Night has fallen outside Euston station and I don’t have much time. She said she’d be back in touch in five minutes; I have already had three of them but I badly need a cigarette. I make a beeline for a man who is sparking his own. He hands me a Marlboro Gold and I light it hastily. “I’m really sorry I wouldn’t usually ask but I’m on an immersive theatre experience and I don’t have time to buy a pack.” He looks at me oddly, then over my shoulder to a typical train station scene. I start to fluster but continue. “The thing is an ancient cult has kidnapped my friend and I need to go and save him.” I suddenly realise where I am, out in the open, so I lower my voice. “Oh, I should be quieter. I don’t know whose in on it. He could be in on it.” I point to an elderly gentleman in a kilt, and my smoking companion takes a step back. He is now looking at me with an odd mix of fear and pity. I remember the Greek mythology book in my backpack, so I rush to remove it. “Look! Ha!” I say triumphantly as I flick through the stapled-in notations and annotated drawings. “I’m not mad. They gave me this!” He nods slowly, clearly shaken, and says “don’t worry sweetheart, there are people out there madder than you… I’m sure.” The phone buzzes. I have to go. Red-faced, but determined, I bolt into the station.
No, I hadn’t actually lost my mind. I was midway through Punchdrunk’s most recent immersive theatre project, Kabeiroi. A show that attracted much hype due to limited tickets; only 432 pairs available via public ballot. The tickets carried an ominous warning: for adults and unsuitable for claustrophobics, pregnant women or those of ‘a nervous disposition.’ I knew I was in for a treat. But the tricks and treats of Kabeiroi far surpassed even my high expectations. For an afternoon, I was made to feel like the star of my very own action film.
Kabeiroi is based on Aeschylus’s lost tragedy about an Ancient Greek cult. It began as walking tour of London then switched to an action-driven tale of kidnap. Whilst under Punchdrunk’s spell I ran for my life, jumped out of my skin, was blindfolded in the back of a car and bound in a dark prison. The journey took me all over the city. From an underground car park to a clinically white storage facility to a boutique hotel to an east London warehouse. The first half was for an audience of two, but once my friend got kidnapped (or for him, I was kidnapped) at the hotel, I had to go it alone. It was long; about five hours in total. It was physically exerting; I power walked for miles. And it was raining; I didn’t bring a jacket. But not for one moment did I become disillusioned. This is because the success of Kabeiroi is not owed to its narrative, which at times is unclear, but instead to carefully crafted audience-manipulation.

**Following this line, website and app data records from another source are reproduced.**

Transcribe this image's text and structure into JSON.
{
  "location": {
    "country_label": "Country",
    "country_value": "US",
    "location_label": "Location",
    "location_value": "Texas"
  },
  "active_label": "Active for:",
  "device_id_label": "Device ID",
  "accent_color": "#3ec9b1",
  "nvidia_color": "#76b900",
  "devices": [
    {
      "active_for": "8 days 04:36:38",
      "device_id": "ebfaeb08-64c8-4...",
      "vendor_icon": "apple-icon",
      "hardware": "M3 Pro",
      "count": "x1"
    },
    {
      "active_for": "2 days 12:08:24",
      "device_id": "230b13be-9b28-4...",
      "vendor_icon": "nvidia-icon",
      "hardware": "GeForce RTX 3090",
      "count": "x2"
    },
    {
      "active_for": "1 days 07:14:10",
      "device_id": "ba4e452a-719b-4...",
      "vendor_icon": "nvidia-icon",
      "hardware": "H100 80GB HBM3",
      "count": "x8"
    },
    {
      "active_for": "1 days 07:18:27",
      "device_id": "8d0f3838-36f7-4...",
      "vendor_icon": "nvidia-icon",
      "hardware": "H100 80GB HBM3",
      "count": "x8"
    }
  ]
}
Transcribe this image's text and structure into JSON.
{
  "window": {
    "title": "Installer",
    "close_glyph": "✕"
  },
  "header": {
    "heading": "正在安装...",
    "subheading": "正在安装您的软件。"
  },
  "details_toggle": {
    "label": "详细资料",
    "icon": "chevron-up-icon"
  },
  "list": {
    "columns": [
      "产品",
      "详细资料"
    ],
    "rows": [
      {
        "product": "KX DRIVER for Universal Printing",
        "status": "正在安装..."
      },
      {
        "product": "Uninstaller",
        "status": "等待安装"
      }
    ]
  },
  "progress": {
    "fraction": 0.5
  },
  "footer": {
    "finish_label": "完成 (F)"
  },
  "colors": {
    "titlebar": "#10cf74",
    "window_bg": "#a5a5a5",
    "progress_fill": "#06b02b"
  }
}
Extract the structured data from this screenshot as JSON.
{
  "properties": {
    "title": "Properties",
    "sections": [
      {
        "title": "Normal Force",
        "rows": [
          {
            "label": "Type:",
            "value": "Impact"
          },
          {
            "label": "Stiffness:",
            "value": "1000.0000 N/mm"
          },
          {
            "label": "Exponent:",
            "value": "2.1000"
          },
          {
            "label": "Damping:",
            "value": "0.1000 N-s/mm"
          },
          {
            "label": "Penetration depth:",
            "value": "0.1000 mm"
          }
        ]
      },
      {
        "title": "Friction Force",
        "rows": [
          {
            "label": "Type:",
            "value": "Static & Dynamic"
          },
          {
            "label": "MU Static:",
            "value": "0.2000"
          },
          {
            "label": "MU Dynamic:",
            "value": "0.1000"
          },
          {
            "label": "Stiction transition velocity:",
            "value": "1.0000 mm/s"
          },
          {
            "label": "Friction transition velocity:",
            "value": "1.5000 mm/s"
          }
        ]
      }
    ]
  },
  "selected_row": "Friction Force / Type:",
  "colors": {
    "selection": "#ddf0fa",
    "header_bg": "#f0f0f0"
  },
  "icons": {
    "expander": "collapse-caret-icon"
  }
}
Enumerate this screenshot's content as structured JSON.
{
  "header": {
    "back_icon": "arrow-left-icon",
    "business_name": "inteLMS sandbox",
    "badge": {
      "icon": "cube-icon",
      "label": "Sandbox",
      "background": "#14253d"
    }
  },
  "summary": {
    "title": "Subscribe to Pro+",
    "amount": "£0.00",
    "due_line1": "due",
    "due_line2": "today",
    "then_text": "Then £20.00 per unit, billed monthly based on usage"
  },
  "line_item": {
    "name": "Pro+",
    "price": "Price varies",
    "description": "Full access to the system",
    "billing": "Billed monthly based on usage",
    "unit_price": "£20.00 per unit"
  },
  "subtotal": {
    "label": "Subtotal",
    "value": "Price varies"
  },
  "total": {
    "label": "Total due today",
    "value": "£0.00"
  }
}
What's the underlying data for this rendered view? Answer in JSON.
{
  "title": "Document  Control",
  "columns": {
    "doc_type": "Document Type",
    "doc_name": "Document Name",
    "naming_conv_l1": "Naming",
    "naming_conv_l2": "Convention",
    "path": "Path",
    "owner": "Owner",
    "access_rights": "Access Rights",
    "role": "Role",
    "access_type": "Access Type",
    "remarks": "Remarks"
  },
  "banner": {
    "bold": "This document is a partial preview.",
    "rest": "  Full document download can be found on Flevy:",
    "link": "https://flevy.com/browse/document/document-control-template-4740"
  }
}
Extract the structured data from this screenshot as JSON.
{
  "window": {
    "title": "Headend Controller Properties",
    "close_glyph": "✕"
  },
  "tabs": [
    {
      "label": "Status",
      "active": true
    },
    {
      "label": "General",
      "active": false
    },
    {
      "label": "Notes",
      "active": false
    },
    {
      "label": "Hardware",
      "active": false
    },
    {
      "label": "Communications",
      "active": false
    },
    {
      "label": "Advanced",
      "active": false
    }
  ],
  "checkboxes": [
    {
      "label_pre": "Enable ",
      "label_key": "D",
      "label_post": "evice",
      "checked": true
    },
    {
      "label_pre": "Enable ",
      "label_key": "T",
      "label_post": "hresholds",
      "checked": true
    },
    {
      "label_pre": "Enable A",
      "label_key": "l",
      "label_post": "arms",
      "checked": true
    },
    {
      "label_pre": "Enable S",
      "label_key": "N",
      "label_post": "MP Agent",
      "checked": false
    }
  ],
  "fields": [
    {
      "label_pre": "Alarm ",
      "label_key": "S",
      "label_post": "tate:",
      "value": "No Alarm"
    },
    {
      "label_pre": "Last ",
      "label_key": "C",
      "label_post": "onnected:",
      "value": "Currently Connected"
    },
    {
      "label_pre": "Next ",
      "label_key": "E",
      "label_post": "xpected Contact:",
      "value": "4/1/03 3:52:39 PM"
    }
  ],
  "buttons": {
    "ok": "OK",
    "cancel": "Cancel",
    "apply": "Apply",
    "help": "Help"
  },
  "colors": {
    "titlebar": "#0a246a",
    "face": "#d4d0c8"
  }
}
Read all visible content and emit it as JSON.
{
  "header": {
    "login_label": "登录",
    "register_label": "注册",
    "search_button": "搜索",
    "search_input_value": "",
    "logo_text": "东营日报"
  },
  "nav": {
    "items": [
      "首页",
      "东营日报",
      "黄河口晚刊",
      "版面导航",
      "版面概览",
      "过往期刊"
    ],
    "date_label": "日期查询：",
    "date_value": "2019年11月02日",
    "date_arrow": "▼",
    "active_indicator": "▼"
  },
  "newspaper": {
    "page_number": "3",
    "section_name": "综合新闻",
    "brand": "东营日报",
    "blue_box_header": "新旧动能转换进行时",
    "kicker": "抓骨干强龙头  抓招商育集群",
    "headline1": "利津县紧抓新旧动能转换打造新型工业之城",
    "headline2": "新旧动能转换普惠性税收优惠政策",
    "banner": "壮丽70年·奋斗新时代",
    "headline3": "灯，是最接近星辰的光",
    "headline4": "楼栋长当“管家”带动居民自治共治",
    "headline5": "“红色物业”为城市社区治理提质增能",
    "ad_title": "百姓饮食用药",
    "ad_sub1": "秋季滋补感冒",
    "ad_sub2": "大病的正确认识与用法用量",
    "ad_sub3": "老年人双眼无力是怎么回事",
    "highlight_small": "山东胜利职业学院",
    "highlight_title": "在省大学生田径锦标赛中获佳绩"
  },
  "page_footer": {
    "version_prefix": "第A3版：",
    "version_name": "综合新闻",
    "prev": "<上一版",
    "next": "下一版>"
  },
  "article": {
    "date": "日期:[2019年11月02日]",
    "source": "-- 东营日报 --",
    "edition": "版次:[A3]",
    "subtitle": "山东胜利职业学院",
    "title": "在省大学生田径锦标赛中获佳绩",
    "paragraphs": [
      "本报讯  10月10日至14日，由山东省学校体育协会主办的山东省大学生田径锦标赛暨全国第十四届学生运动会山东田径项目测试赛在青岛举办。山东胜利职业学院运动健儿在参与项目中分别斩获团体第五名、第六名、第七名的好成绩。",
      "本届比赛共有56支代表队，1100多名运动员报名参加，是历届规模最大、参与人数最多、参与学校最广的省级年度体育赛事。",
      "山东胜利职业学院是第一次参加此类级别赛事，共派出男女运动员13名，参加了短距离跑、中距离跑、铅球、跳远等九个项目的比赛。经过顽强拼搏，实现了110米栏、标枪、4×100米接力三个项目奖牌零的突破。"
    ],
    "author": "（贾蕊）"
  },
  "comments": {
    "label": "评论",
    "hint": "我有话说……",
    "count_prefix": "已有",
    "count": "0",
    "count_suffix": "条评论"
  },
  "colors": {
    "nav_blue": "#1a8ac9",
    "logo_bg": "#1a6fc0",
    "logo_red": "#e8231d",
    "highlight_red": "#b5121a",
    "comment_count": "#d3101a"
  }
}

The production relied on the fact that we did not know the format. We were told to suspect passersby, and that we did, with increasing paranoia. Although we barely encountered the cast, being accosted by two actors early on was enough to convince us they were permanently on our tail. When the walking tour finished at the British Museum, our headphones were taken from us and we were left with just voicemail and text for instruction. Having attended Punchdrunk’s previous production, a large-scale immersive play set in a warehouse, I had expected to encounter far more actor-interaction. However, I am glad this did not happen. It would have killed suspense and reduced us to embarrassed giggles in the street.
The finale was accompanied by a drastic change in tempo. After being rescued from capture by my friend, there was a blur of commotion, deafening noise and flashing lights. We were chased through narrow corridors away from the large altar at which we managed to successfully complete our task. The danger may not have been real but the adrenaline in my veins most certainly was. The show finished with us being given a heroes welcome by three goddesses as cinematic music surged to a climax. At the end of the day, both exhausted and emotionally drained, I couldn’t help but feel we deserved just that.